Would a compensation pick next year or a couple of Double-A relievers and maybe a 25-year old middle infielder this year be enough? Isn’t Bumgarner’s value to the Giants greater than any of those possibilities? Before you say no, consider that front offices have to deal with a lot of other things than what FanGraphs and various other spreadsheets tell them. Okay, well, not much beyond what spreadsheets tell them because the season ticketholder data and survey responses are no doubt contained within spreadsheets, too, but the point is a front office has to concern itself with not only how it’s going to build a competitive on field product but how it’s going to build a competitive product in the marketplace.
A winning team brings fans. That’s sort of the bottom line. Alex Dickerson, Mike Yastrzemski, Donovan Solano, Shaun Anderson, Tyler Beede, and Stephen Vogt are not the horses the Giants were counting on to start the year, even though in hiring Farhan Zaidi this offseason you could expect that nameless players in Giants uniforms would contribute to the next good Giants team. Is this not the next good Giants team?
The last time the Giants won 15 of 18 was in May-June of 2016. Then they went 4-5 before closing out that first half on a 21-7 run. We all know how that second half went down, but we’re already in the second half of this season. Maybe the Giants don’t quite have the same level of hitting and pitching they had in 2016, but what the 2019’s eight-game winning streak and 15-3 run supposes is, What if they do?
Then they’ll need Madison Bumgarner. They’ll need Will Smith, too, but if you’re talking about guarding against the possibility that this is all a mirage, then moving the key piece in the bullpen who might not even be useful to the team come September (again, if this is all really a mirage and they’re on the verge of going 5-21 again). But Bumgarner? Well, sure, the Giants could get prospects for him, but will those prospects be more valuable to a team trying to make it to the postseason, trying to maintain the spirits of season ticketholders, TV viewers, and players in the clubhouse?
The Bruce Bochy retirement storyline will continue beyond the trade deadline, and that storyline is important for team interest the rest of the way. The Bochy-Bumgarner pairing is entertaining and “red meat for the base”, and it might point to the strong possibility that Bumgarner won’t re-sign with the Giants in the offseason, because he won’t want to play for his next manager, which we all assume will be an iPad controlled remotely by Farhan Zaidi. This is also why I don’t think there’s a good chance of the “trade Bumgarner, re-sign him in the offseason” idea happening. First, it’s exceedingly rare that that actually happens — it’s more something that fans wishcast than something that ever materializes — and second, it’s just more likely that Bumgarner will want to move on after losing his skipper.
But we don’t really know what Zaidi’s plans are and a lot of what has been presumed has been a projection onto him of what every SABR person would do and what every recent World Series winner seems to have done.

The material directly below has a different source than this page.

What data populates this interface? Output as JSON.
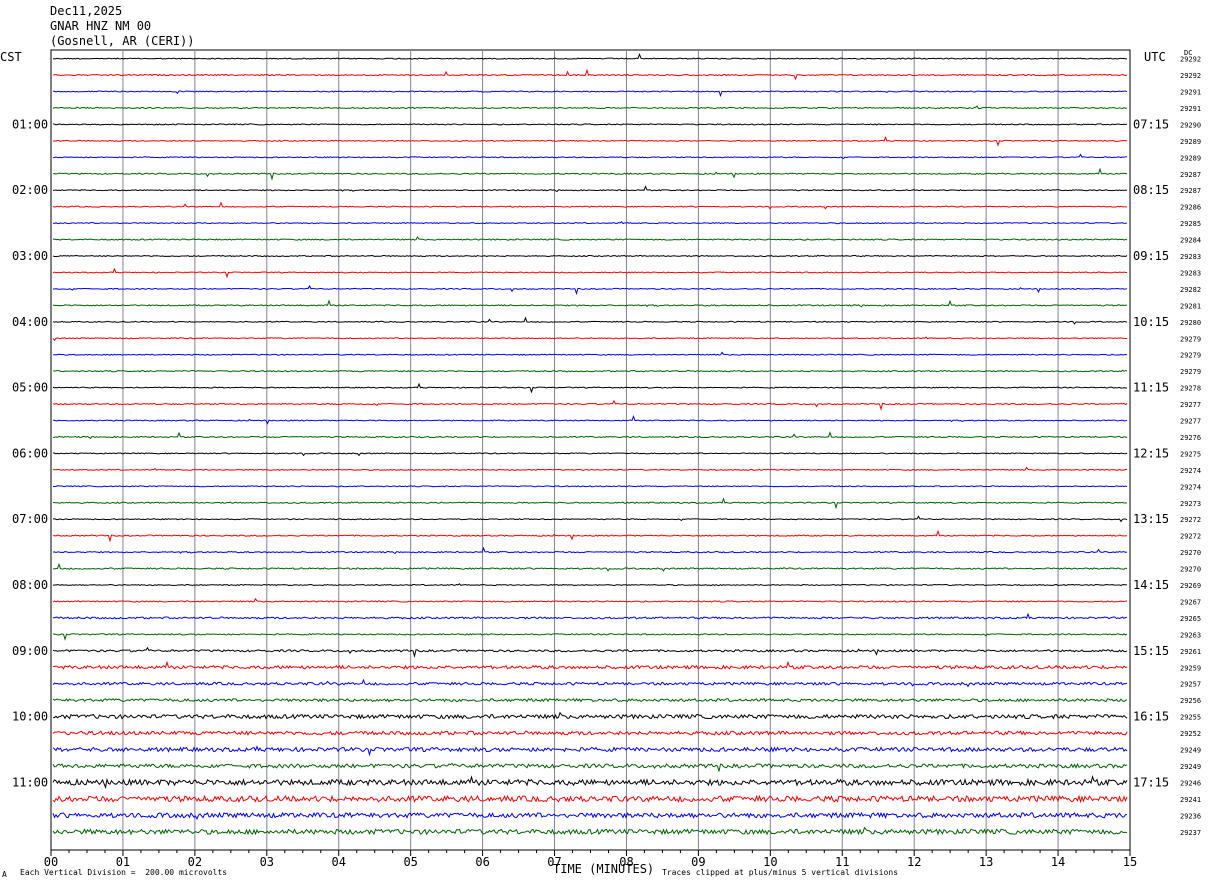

Although, on that last point, that’s not necessarily true. Don’t remember the Red Sox stripping their organization for parts. The Yankees and Dodgers have kept their teams competitive without salting the Earth, too. They have, of course, consistently infused their organizations with young, high-upside talent, and moving Will Smith will absolutely do that for the Giants this year to set them up for the years ahead.

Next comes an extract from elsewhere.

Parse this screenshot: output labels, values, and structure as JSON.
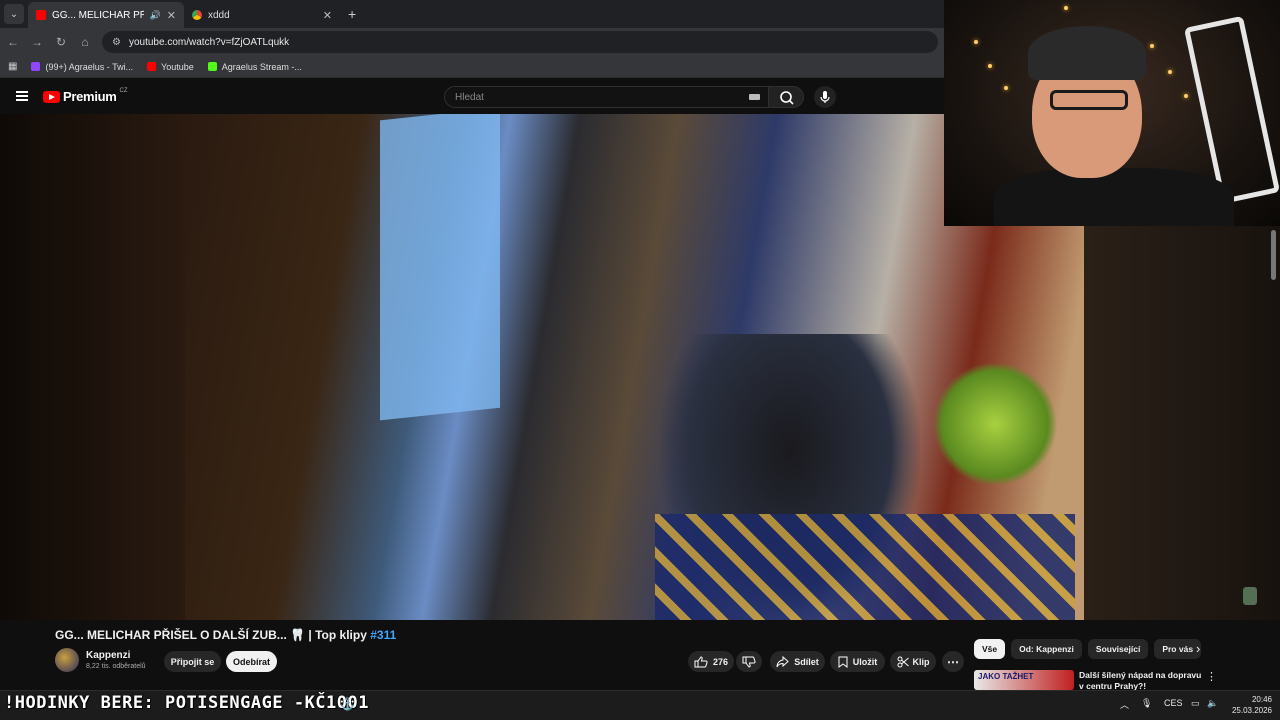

Trading Madison Bumgarner isn’t a bad idea, but they’re not just going to do it to do it. Holding onto him isn’t a bad idea, either, and has its own merits — espirit de corps, nostalgia, the possibility of maintaining this improbable run by buoying the rotation, sending Bruce Bochy and this last chapter of the Giants’ championship era off into the sunset as it should go: with Madison Bumgarner riding a horse into the Sunset.